We used public transportatiion instead of privately owned cars and trucks. Until we can afford to build an energy effecient home, we rent. We converted our light bulbs where we rent to save energy. We watch the thermometer in stead of the thermostat, and we open windows whenever it's possible instead of control the interior environment using grid power, only. We use the microwave instead of the conventional electric oven. We have battery assisted computers, radios, telephones, clocks, personal technologies. We also work on new ways to convert to less energy use, which includes all new energy technology mentioned by T. Boone Pickens in his studies and the NAT GAS of 2009 Act before congress.
Hi Jerry: You can aim your solar array South East any time after sun set; about 11 am, change to South, 2 pm to South West. In May June and July (use standard time not daylight time) you will gain about 5% by adding about 80 degrees East of North about Sun rise or before and 80 degrees West of North about 4 pm = 5 pm daylight time, so 5 changes per day in late spring and early summer. The tilt can be optimised about the same times.
Easier is just point it where the sun will be in about one hour when ever you make a change and you may get better than 95% of the energy you can harvest with an automatic pointing system.
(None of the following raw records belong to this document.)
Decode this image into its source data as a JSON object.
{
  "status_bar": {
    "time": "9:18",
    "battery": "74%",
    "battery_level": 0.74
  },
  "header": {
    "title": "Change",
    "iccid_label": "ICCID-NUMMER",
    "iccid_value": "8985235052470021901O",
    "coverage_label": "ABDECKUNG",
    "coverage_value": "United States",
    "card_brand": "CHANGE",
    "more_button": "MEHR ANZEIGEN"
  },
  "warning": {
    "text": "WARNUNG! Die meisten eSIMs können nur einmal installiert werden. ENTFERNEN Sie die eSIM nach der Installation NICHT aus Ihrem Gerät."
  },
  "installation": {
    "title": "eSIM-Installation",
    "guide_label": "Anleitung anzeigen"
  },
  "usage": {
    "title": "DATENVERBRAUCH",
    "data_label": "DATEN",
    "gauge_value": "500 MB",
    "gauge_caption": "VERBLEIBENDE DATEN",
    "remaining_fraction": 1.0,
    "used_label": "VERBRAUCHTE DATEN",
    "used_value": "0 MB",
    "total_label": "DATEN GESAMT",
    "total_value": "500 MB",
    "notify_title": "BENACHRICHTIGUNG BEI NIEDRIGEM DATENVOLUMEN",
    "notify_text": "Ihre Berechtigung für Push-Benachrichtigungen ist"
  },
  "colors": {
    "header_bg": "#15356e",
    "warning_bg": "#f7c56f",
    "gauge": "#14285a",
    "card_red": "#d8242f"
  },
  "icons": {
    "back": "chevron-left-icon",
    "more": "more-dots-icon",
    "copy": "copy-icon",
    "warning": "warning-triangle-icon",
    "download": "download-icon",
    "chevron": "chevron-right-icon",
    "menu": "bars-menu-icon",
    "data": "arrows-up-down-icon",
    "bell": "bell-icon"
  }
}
This will work at mid latitudes anywhere in the USA (except Northern Alaska) Neil